[2] Numbers 12:3 KJV Note: Other versions translate meekness as “humble” or “very humble” which is supported in direct translations, but I argue that meekness carries the meaning of the text. Also, rabbinic tradition supports a view that Moses was ultimately meek, and not humble in a strict sense.

[3] Youtube: “Macho Man” / “How Dare You” / “Church of Dudes”

The Elephant in the Room

In Personal, Relationships on February 22, 2010 at 9:55 PM

Some of my friends have discreetly asked me why it is that I am not married or engaged at this point in my life. They assume, correctly so, that is has to do with finding the right woman. I’ll admit that my preferences have changed over time. As one close friend noted, the older a man becomes, the pickier he becomes. This is in contrast to women who seem to become less picky and settle as they get older – generally speaking of course.

To clarify, my current singleness is not a result of some subconscious qualm I have with relationships; nor do I view my singleness as problematic. And for the record, my singleness is not a result of not knowing great godly women with impeccable character. However, upon reflection there is a particular type of woman that I am specifically attracted to. I am not convinced that she exists, but please allow me to describe my future wife now.

If there is an ideal woman, then she is an honest one. Before I describe what I specifically mean by honesty, I want to first address the common meaning of the word honesty.

Most people use the word honesty in a relationship to mean that one should carry no secrets from the other. This is a fair definition. Moreover, most people value honesty in a relationship because it provides a sense of security.  In a relationship a person is attracted to the others’ positive characteristics; that they are cute, funny, godly, et al. The traits are all well and good by themselves, but they may be illusions.  Therefore, we ask and demand honesty of the other person to ensure that they are who they appear to be.

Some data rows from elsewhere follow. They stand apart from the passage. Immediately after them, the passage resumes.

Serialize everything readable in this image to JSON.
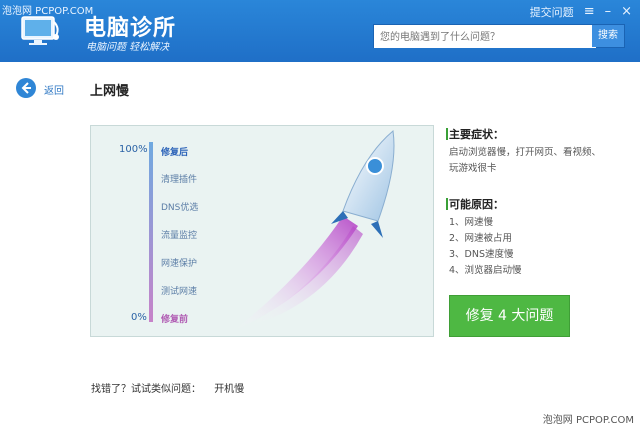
{
  "header": {
    "watermark": "泡泡网 PCPOP.COM",
    "brand": "电脑诊所",
    "slogan": "电脑问题 轻松解决",
    "submit_question": "提交问题",
    "search": {
      "placeholder": "您的电脑遇到了什么问题？",
      "button": "搜索"
    },
    "controls": {
      "menu": "≡",
      "minimize": "–",
      "close": "×"
    }
  },
  "nav": {
    "back": "返回",
    "title": "上网慢"
  },
  "progress": {
    "top_percent": "100%",
    "bottom_percent": "0%",
    "steps": [
      "修复后",
      "清理插件",
      "DNS优选",
      "流量监控",
      "网速保护",
      "测试网速",
      "修复前"
    ]
  },
  "symptoms": {
    "title": "主要症状：",
    "lines": [
      "启动浏览器慢，打开网页、看视频、",
      "玩游戏很卡"
    ]
  },
  "causes": {
    "title": "可能原因：",
    "items": [
      "1、网速慢",
      "2、网速被占用",
      "3、DNS速度慢",
      "4、浏览器启动慢"
    ]
  },
  "fix_button": "修复 4 大问题",
  "footer": {
    "prompt": "找错了？试试类似问题：",
    "related": "开机慢",
    "watermark": "泡泡网 PCPOP.COM"
  },
  "colors": {
    "header": "#2a86d9",
    "fix_button": "#4eb843",
    "panel": "#eaf3f2"
  }
}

I mean the same thing as I look for honesty – only more so. I look for a woman that can give and receive honest thoughts.

Simply stated I hope to find a woman

Fundamental Problems: Part II of IV

In Developing Theology on February 2, 2010 at 9:52 PM

Fundamentalists have made themselves a punching bag in some evangelical circles, and moreover, have become the red-headed stepchild to the so-called mainline denominations. Many Christians have little sympathy for a group that has so many rules and fallen dangerously close to legalism. I admit that I once used the word legalism too liberally. I once labeled and condemned any Christian that had absolute standards of conduct as being a legalist. I once was all too eager to call fundamentalists, “legalists.”

You see, there are only a few universal insults circulating within American Christian churches. One of the most potent is to be called “Pharisaical” referring to a group of religious zealots and teachers in Jesus’ time on earth. From the beginning of Jesus’ ministry, there was a very real tension between the Pharisees and Jesus. Many times over, Jesus rebukes the Pharisees for their lack in understanding the Law even though they have extensive knowledge of it. The Pharisees stood opposed to Jesus although Jesus invited them into his fold to be made right with God. They were, by their estimation, already right with the Law. The New Testament records that Jesus did not just stand by and allow this open rebellion against the Kingdom of God. No. He swiftly and graciously called the Pharisees and scribes what they were – a brood of vipers. When all was said and done, it was their damnable good works that kept the Pharisees from salvation. They rejected Jesus because they did not need him, for they had the Law. They were legalistic because they kept the Law for their salvation.

With this in mind, a thinking man cannot equivocate Fundamentalism with legalism, a point that becomes clearer upon reflection.  Fundamentalism may be guilty of creating a plethora of rules, but not one of these rules is guilty of justifying the soul. No fundamentalist has said that he abstains from this habit or that for the sake of Heaven. He abstains for the sake of integrity.